(Web page and app entries)

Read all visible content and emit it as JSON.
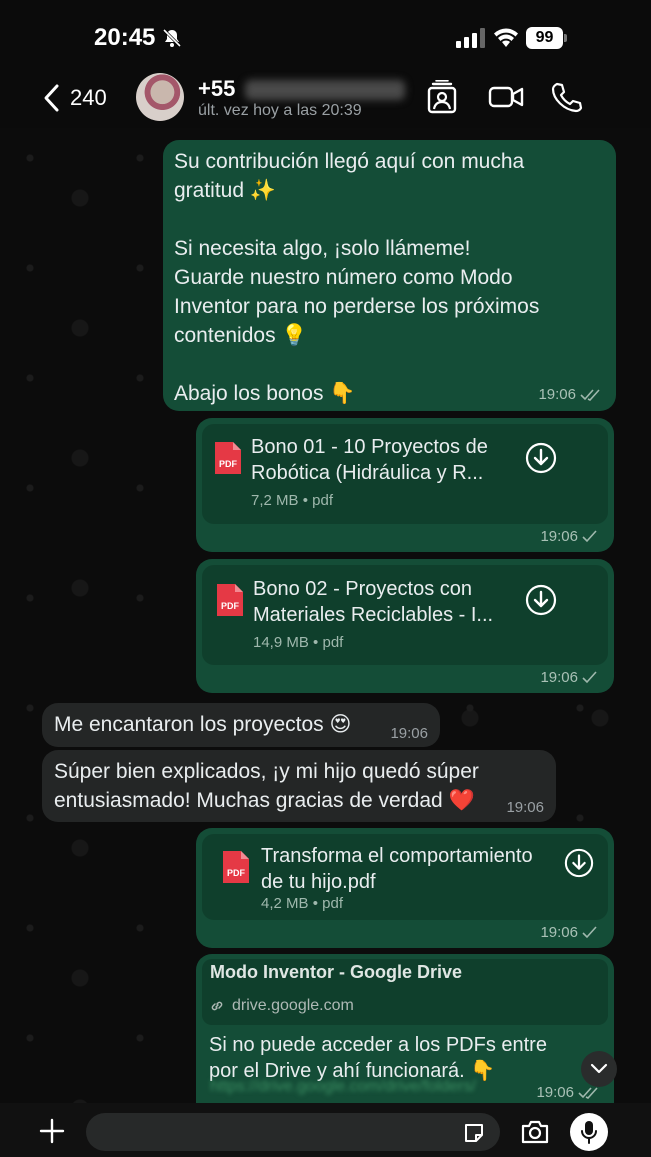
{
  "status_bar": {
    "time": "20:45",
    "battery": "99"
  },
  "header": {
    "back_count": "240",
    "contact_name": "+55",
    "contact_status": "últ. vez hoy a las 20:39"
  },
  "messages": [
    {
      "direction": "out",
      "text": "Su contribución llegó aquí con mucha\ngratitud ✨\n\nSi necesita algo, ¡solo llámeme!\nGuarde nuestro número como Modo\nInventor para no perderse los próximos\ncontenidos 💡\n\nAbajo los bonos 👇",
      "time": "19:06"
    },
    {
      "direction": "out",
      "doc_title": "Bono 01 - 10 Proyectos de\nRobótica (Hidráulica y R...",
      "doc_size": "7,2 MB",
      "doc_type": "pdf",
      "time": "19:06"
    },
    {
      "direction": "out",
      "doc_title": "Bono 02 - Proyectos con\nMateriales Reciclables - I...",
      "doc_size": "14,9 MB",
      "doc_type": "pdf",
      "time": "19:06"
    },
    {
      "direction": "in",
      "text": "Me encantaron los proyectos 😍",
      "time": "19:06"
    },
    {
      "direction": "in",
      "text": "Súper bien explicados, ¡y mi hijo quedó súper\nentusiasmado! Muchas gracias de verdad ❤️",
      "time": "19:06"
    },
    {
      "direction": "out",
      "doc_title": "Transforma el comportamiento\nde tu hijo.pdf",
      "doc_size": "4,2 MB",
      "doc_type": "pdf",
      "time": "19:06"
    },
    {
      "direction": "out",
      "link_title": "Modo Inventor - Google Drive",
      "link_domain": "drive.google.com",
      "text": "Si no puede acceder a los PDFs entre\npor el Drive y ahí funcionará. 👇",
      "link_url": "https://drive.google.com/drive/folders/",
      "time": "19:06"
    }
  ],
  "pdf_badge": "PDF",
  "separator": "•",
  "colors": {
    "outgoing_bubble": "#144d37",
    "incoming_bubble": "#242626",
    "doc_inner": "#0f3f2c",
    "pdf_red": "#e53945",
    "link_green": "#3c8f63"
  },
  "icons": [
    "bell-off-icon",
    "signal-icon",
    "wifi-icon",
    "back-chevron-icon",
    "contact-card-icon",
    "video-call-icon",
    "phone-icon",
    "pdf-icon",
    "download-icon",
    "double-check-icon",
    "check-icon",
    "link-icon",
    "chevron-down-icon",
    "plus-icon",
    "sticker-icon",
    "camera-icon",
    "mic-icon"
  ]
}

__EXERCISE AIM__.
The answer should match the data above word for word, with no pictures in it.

__SOLUTION__.
Read all visible content and emit it as JSON.
{
  "status_bar": {
    "time": "20:45",
    "battery": "99"
  },
  "header": {
    "back_count": "240",
    "contact_name": "+55",
    "contact_status": "últ. vez hoy a las 20:39"
  },
  "messages": [
    {
      "direction": "out",
      "text": "Su contribución llegó aquí con mucha\ngratitud ✨\n\nSi necesita algo, ¡solo llámeme!\nGuarde nuestro número como Modo\nInventor para no perderse los próximos\ncontenidos 💡\n\nAbajo los bonos 👇",
      "time": "19:06"
    },
    {
      "direction": "out",
      "doc_title": "Bono 01 - 10 Proyectos de\nRobótica (Hidráulica y R...",
      "doc_size": "7,2 MB",
      "doc_type": "pdf",
      "time": "19:06"
    },
    {
      "direction": "out",
      "doc_title": "Bono 02 - Proyectos con\nMateriales Reciclables - I...",
      "doc_size": "14,9 MB",
      "doc_type": "pdf",
      "time": "19:06"
    },
    {
      "direction": "in",
      "text": "Me encantaron los proyectos 😍",
      "time": "19:06"
    },
    {
      "direction": "in",
      "text": "Súper bien explicados, ¡y mi hijo quedó súper\nentusiasmado! Muchas gracias de verdad ❤️",
      "time": "19:06"
    },
    {
      "direction": "out",
      "doc_title": "Transforma el comportamiento\nde tu hijo.pdf",
      "doc_size": "4,2 MB",
      "doc_type": "pdf",
      "time": "19:06"
    },
    {
      "direction": "out",
      "link_title": "Modo Inventor - Google Drive",
      "link_domain": "drive.google.com",
      "text": "Si no puede acceder a los PDFs entre\npor el Drive y ahí funcionará. 👇",
      "link_url": "https://drive.google.com/drive/folders/",
      "time": "19:06"
    }
  ],
  "pdf_badge": "PDF",
  "separator": "•",
  "colors": {
    "outgoing_bubble": "#144d37",
    "incoming_bubble": "#242626",
    "doc_inner": "#0f3f2c",
    "pdf_red": "#e53945",
    "link_green": "#3c8f63"
  },
  "icons": [
    "bell-off-icon",
    "signal-icon",
    "wifi-icon",
    "back-chevron-icon",
    "contact-card-icon",
    "video-call-icon",
    "phone-icon",
    "pdf-icon",
    "download-icon",
    "double-check-icon",
    "check-icon",
    "link-icon",
    "chevron-down-icon",
    "plus-icon",
    "sticker-icon",
    "camera-icon",
    "mic-icon"
  ]
}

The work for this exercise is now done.